"If I had a lack of passion I'd be finishing today. I want to thank all the people for the support, but at the end of the day it's my call and I know whats right for me and my family."
Hansen has been Head Coach of the All Blacks since 2012 and prior to that was an Assistant Coach for eight years.
"After being involved in the All Blacks for 16 years, I do feel it's right for the team for me to stand down. I think change after the Rugby World Cup will bring a new outlook for the team and it'll be time for someone else to enhance the legacy of the All Blacks."
Hansen said there had been no pressure from his family to step aside.
"As only people who have done the job will understand, there are not only heavy demands on yourself, but also on your family. My family has given me unreserved love and support over the last 16 years and I feel it's now time to make them the sole focus."
"It's been a huge privilege to be part of the All Blacks for such a long time and I'm really looking forward to, and excited by the challenges, of the next 12 months.
"We'll be attempting to do something that has never been done before - to win three consecutive Rugby World Cups. I'm highly motivated by that, as is the whole group, and we're really looking forward to it."
Hansen said he wanted to make the announcement about his future now so that New Zealand Rugby had plenty of time to identify a successor.
"This is a critical process which shouldn't be rushed and shouldn't be made in the turbulent period that tends to follow a Rugby World Cup campaign."
He had been thinking about the decision for a while.
"I just felt the time was right. You've got to go at some stage and I didn't want to get the chop. I've surrounded myself with good people who have helped me make this decision."
"I made the decision a wee while ago to be fair. I talked with my family about it a lot, and to Tewy [New Zealand Rugby CEO Steve Tew]. It doesn't weigh heavy on me because I know it's the right thing to do. It allows us to get on with things."
Hansen said he hadn't made any decision on his future at this stage and his focus was on preparing for the 2019 season.
He said he did not have any other coaching roles lined up.
"I haven't thought about what I will do after the World Cup.
"It is such a great privilege to coach the All Blacks and I am focused on nothing more than the next 21 months as we have an incredible opportunity to do something that no other team has ever done before," he said.
"I have no regrets about making the decision and feel good about it."
Tew said Hansen had overseen "one of the richest periods in All Blacks history".
"On his watch the All Blacks have had a winning rate of close to 90 percent - a remarkable run of sustained success.
"As well as his success on the field, he will also be remembered for his bold selections and the way he and his management team provided the opportunity and environment for the players to achieve their full potential on the international stage.
"He cares deeply about the game and the wider issues facing it and his views are hugely respected not only in New Zealand but internationally."
New Zealand Rugby Chairman Brent Impey has led the tributes to Hansen:
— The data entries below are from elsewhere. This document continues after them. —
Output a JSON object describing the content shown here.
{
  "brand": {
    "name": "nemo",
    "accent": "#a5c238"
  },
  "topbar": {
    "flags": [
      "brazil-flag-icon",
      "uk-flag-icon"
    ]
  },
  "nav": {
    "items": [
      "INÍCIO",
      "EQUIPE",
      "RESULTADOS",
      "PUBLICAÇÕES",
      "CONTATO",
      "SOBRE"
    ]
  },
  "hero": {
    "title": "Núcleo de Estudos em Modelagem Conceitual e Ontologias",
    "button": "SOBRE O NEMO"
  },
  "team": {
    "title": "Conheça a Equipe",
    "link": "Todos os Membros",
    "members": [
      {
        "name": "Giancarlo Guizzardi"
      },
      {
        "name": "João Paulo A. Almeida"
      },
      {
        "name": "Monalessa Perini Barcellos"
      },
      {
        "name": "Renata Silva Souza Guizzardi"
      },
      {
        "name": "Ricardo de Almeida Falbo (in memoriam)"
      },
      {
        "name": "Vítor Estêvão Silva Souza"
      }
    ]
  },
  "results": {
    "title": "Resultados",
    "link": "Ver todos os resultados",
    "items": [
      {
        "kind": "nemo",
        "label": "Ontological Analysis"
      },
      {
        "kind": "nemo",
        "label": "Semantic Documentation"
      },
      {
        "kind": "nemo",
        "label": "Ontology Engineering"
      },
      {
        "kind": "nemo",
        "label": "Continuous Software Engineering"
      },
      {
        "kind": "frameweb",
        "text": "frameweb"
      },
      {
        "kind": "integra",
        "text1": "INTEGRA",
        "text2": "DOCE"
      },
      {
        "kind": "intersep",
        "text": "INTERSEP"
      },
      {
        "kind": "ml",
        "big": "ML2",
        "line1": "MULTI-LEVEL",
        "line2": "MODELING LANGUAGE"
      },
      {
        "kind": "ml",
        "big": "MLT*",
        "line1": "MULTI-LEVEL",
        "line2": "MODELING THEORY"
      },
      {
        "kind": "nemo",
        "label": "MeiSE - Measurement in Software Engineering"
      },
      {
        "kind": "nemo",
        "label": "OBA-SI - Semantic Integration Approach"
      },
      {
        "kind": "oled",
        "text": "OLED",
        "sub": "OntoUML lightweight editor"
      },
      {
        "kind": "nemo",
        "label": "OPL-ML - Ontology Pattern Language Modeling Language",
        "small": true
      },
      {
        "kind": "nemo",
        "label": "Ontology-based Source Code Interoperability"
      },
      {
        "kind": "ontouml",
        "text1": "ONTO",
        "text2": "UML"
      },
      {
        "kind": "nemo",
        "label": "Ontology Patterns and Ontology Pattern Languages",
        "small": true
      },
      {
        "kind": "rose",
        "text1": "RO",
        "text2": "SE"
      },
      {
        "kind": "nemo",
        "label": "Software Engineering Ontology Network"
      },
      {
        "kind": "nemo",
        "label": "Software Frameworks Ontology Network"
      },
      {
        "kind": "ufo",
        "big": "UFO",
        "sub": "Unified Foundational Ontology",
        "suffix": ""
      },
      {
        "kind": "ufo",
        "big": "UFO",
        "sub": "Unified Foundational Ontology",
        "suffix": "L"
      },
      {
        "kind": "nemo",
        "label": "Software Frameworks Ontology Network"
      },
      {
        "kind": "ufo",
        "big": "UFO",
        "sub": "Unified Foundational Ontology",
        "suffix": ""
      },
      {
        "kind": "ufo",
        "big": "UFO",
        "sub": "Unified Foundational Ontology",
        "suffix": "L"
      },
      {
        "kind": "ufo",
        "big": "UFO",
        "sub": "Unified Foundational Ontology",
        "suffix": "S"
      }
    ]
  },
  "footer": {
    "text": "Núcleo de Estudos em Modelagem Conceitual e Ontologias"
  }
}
"On behalf of the New Zealand Rugby Board, I'd like to thank Steve for his enormous contribution to our national game. He's hugely respected, clear in his views, and will leave the job as one of the greatest ever All Blacks coaches.